### EXERCISE AIM
Return all lines from the entries below in which the word "ANAL" is present.

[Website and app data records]
○ ○ ○ ○
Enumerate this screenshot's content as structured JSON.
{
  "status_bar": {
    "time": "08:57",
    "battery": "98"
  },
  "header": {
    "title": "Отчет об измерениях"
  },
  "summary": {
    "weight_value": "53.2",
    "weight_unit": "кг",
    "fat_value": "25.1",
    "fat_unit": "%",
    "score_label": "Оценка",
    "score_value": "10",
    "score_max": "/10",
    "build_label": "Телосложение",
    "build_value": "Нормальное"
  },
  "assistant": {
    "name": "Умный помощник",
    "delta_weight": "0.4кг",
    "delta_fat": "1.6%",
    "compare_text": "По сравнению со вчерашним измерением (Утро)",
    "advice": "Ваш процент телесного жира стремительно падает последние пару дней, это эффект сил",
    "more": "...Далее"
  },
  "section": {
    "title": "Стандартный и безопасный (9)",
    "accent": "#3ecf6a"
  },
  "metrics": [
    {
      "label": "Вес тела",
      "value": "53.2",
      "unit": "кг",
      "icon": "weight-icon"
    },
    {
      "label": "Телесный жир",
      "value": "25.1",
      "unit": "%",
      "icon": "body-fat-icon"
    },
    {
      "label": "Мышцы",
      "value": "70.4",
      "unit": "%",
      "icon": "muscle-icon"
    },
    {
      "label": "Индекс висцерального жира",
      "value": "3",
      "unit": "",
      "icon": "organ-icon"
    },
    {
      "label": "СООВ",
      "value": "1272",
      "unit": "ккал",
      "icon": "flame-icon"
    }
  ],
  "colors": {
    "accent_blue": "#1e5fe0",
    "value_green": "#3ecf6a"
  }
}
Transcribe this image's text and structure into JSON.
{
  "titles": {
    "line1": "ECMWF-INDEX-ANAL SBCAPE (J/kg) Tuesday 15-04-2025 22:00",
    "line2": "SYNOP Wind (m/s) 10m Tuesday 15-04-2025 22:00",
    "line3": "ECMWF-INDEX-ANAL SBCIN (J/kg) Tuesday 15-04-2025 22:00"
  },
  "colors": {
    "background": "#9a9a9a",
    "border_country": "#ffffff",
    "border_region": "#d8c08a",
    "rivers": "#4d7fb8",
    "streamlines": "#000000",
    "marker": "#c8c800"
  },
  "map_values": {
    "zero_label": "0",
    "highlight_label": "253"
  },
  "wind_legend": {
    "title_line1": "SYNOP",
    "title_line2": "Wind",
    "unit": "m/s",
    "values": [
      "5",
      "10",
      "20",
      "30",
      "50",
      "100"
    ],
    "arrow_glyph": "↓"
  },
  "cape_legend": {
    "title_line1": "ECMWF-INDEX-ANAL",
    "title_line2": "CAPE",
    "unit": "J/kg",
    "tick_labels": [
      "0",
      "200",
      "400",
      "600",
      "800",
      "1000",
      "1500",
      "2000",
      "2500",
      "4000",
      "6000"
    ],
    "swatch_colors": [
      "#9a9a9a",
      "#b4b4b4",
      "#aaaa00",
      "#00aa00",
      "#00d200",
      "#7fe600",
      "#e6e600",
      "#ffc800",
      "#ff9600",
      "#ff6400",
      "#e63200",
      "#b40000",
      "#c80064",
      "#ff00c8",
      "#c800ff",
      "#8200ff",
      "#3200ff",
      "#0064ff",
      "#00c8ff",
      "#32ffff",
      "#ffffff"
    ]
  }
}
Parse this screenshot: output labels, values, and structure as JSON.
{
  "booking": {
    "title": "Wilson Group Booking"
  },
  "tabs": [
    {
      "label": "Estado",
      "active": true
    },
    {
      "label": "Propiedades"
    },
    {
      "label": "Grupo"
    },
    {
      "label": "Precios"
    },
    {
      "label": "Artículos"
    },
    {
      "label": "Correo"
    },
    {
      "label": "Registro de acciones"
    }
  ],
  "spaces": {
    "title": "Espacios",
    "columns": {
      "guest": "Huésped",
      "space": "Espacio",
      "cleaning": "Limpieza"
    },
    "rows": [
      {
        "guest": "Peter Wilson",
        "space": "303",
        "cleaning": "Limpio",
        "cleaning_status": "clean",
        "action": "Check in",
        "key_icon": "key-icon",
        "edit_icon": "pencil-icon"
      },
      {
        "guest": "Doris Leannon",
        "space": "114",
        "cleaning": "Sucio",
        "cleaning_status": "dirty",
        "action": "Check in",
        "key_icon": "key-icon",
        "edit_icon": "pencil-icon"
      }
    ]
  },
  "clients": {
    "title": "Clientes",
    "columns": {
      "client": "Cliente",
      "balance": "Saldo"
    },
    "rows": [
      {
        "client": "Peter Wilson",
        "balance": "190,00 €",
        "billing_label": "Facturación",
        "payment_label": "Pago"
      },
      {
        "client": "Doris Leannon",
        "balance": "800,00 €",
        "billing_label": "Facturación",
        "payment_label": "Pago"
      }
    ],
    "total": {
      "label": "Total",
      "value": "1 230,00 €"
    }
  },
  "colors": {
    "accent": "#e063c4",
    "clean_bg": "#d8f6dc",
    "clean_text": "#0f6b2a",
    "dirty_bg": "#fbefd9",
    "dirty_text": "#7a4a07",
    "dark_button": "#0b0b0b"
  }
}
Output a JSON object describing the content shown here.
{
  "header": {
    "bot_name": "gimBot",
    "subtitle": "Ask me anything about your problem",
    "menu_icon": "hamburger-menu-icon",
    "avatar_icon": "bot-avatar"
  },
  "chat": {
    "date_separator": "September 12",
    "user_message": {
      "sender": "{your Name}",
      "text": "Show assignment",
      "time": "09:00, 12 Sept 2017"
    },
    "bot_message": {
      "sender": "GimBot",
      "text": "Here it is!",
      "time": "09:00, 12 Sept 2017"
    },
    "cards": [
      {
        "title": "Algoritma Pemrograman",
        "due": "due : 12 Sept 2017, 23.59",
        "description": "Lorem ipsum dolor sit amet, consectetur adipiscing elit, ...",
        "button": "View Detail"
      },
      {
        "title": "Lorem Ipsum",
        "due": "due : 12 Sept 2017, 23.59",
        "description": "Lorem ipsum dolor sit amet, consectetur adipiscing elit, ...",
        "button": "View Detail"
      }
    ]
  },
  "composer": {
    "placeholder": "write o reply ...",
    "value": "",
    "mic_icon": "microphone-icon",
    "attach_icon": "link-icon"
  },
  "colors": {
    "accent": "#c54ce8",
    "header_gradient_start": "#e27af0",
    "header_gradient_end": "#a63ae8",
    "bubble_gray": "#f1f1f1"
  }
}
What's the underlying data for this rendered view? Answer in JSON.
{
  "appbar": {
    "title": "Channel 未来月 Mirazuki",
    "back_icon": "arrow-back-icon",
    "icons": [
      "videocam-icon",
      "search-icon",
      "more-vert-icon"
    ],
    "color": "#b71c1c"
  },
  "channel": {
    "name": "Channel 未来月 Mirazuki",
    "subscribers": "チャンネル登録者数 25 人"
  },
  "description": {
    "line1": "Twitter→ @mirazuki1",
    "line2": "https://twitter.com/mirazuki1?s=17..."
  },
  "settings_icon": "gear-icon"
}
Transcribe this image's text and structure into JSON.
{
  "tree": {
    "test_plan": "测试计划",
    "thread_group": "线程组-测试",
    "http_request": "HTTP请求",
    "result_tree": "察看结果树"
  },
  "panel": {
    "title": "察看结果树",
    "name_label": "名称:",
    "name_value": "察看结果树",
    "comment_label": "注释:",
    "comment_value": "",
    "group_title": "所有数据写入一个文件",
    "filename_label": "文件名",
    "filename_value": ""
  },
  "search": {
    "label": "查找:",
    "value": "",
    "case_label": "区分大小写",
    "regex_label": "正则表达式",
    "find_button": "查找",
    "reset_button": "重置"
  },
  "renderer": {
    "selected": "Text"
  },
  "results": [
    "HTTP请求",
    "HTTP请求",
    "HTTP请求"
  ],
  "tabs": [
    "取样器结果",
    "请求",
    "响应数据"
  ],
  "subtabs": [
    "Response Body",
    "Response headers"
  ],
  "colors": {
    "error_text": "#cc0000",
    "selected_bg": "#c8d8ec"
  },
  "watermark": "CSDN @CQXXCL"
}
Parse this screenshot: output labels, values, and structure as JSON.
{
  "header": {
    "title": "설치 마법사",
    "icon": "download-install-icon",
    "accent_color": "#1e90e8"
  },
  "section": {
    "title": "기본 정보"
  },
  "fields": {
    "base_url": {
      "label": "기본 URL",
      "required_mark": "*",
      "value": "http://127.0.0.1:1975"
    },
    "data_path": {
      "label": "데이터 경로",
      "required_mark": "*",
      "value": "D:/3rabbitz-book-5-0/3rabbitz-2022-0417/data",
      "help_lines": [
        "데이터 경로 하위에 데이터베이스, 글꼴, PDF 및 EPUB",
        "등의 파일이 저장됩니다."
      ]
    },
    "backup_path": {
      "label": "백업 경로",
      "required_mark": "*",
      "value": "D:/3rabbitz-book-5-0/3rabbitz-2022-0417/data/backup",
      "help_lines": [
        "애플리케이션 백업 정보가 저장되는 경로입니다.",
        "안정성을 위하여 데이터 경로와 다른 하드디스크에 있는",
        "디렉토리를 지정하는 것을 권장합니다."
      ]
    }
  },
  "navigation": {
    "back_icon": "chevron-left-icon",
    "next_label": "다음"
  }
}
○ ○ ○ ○
### RESPONSE TO THE TASK
    "line1": "ECMWF-INDEX-ANAL SBCAPE (J/kg) Tuesday 15-04-2025 22:00",
    "line3": "ECMWF-INDEX-ANAL SBCIN (J/kg) Tuesday 15-04-2025 22:00"
    "title_line1": "ECMWF-INDEX-ANAL",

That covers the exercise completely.